Jing Jiang, MM;* You-Jin Zhao, MM;* Xin-Yu Hu, MD; Ming-Ying Du, MD; Zi-Qi Chen, MD; Min Wu, PhD; Kai-Ming Li, PhD; Hong-Yan Zhu, MD; Poornima Kumar, PhD; Qi-Yong Gong, MD, PhD
Background: Multiple meta-analyses of diffusion tensor imaging (DTI) studies have reported impaired white matter integrity in patients with major depressive disorder (MDD). However, owing to inclusion of medicated patients in these studies, it is difficult to conclude whether these reported alterations are associated with MDD or confounded by medication effects. A meta-analysis of DTI studies on medication-free (medication-naive and medication washout) patients with MDD would therefore be necessary to disentangle MDD-specific effects.
Methods: We analyzed white matter alterations between medication-free patients with MDD and healthy controls using anisotropic effect size–signed differential mapping (AES-SDM). We used DTI query software for fibre tracking.
Results: Both pooled and subgroup meta-analyses in medication washout patients showed robust fractional anisotropy (FA) reductions in white matter of the right cerebellum hemispheric lobule, body of the corpus callosum (CC) and bilateral superior longitudinal fasciculus III (SLF III), whereas FA reductions in the genu of the CC and right anterior thalamic projections were seen in only medication-naive patients. Fibre tracking showed that the main tracts with observed FA reductions included the right cerebellar tracts, body of the CC, bilateral SLF III and arcuate fascicle.
Limitations: The analytic techniques, patient characteristics and clinical variables of the included studies were heterogeneous; we could not exclude the effects of nondrug therapies owing to a lack of data.

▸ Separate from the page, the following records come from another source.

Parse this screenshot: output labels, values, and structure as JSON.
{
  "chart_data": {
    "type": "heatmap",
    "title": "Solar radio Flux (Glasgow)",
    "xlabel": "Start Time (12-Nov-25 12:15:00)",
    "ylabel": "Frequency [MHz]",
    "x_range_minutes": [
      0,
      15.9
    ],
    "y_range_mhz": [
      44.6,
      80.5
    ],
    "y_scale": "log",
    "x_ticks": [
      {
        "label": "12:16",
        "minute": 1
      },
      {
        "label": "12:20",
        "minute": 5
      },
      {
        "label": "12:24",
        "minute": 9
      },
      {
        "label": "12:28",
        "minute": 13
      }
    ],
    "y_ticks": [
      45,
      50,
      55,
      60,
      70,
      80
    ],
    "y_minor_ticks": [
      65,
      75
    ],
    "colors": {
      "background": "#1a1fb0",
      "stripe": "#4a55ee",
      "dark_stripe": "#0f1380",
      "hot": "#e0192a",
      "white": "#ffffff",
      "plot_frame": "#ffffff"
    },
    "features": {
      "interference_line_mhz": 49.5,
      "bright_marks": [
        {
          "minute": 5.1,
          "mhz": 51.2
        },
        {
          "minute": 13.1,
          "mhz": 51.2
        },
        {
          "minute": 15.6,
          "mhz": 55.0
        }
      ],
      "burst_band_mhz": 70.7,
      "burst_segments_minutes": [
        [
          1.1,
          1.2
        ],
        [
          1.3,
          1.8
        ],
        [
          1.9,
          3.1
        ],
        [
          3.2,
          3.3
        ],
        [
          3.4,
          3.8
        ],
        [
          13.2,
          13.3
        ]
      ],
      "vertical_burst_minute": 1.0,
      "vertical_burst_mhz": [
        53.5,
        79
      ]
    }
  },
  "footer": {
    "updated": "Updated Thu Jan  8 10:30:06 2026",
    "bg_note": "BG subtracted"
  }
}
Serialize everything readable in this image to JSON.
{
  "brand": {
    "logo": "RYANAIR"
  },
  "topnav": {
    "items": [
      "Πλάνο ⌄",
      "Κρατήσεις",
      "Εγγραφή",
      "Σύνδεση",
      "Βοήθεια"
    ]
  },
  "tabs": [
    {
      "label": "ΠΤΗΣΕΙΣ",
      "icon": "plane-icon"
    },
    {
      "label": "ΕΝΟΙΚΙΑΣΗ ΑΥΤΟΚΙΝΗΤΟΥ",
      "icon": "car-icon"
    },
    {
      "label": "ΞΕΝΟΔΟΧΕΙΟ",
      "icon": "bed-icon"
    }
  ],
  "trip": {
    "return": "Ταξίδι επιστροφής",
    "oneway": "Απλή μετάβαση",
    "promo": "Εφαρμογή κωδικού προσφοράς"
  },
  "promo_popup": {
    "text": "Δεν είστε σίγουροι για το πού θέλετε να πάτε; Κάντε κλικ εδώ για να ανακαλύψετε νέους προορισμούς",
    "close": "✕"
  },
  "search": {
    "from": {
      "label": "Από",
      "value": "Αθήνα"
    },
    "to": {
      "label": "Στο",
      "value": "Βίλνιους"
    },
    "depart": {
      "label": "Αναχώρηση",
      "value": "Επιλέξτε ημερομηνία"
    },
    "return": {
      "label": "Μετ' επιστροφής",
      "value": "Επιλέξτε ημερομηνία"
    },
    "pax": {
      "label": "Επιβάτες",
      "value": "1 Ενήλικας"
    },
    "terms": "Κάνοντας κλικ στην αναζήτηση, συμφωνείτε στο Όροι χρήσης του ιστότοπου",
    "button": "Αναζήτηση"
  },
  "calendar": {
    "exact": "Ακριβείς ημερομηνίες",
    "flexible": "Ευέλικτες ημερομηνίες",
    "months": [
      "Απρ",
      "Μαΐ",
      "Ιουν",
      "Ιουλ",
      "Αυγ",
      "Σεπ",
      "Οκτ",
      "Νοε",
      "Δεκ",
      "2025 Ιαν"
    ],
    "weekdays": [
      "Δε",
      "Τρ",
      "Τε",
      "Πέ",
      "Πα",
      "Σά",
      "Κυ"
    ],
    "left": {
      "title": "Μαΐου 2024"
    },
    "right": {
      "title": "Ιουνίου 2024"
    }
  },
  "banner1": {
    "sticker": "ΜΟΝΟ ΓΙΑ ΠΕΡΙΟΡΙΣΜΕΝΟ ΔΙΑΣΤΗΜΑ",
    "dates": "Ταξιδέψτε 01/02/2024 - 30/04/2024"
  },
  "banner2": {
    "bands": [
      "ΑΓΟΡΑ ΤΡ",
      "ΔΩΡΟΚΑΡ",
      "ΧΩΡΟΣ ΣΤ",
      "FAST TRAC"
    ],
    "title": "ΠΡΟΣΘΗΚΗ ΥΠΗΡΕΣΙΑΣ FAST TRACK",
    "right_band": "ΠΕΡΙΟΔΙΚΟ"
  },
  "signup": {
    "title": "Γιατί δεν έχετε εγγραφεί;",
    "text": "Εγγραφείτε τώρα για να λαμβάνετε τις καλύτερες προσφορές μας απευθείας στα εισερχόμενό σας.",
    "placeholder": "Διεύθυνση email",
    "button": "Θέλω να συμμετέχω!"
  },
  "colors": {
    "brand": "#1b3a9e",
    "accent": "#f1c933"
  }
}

Conclusion: By excluding the confounding influences of current medication status, findings from the present study may provide a better understanding of the underlying neuropathology of MDD.
*These authors contributed equally to this work.
Submitted Oct. 28, 2015; Revised Feb. 23, 2016; Revised Apr. 29, 2016; Revised July 7, 2016; Accepted July 12, 2016; Early-released Oct. 25, 2016
Acknowledgements: The authors thank all authors of the included studies and especially thank Dr. Joaquim Radua for his kind help and suggestions in using TBSS template of AES-SDM to combine VBA and TBSS studies in our meta-analysis. This study was supported by the National Natural Science Foundation (Grant Nos. 81000605, 81220108013 and 0040205401A59). Q. Gong also acknowledges his Visiting Professor appointment in the Department of Psychiatry at the Yale School of Medicine, Yale University, USA.
Affiliations: From the Huaxi MR Research Center (HMRRC), Department of Radiology, Psychoradiology and Psychiatry, West China Hospital and Schools of Clinical Medicine, Sichuan University, Chengdu, China (Jiang, Zhao, Hu, Du, Chen, Wu, Li, Zhu, Gong); the Laboratory of Stem Cell Biology, State Key Laboratory of Biotherapy, West China Hospital, West China Medical School, Sichuan University, Chengdu, China (Zhu); the Center for Depression, Anxiety and Stress Research, McLean Hospital, Belmont, Mass., USA (Kumar); Department of Psychiatry, Harvard Medical School, Boston, Mass., USA (Kumar); the Department of Psychiatry, Yale University School of Medicine, New Haven, Conn., USA (Gong).
Competing interests: None declared.
Contributors: J. Jiang, Y.-J. Zhao, K.-M. Li, H.-Y. Zhu, P. Kumar and Q.-Y. Gong designed the study. X.-Y. Hu, M.-Y. Du, Z.-Q. Chen and M. Wu acquired the data, which J. Jiang and Y.-J. Zhao analyzed. J. Jiang, Y.-J. Zhao, K.-M. Li and P. Kumar wrote the article, which all authors reviewed and approved for publication.
Correspondence to: H. Zhu or Q. Gong, Huaxi MR Research Center (HMRRC), Department of Radiology, West China Hospital of Sichuan University, Chengdu, 610041, China; firstname.lastname@example.org or email@example.com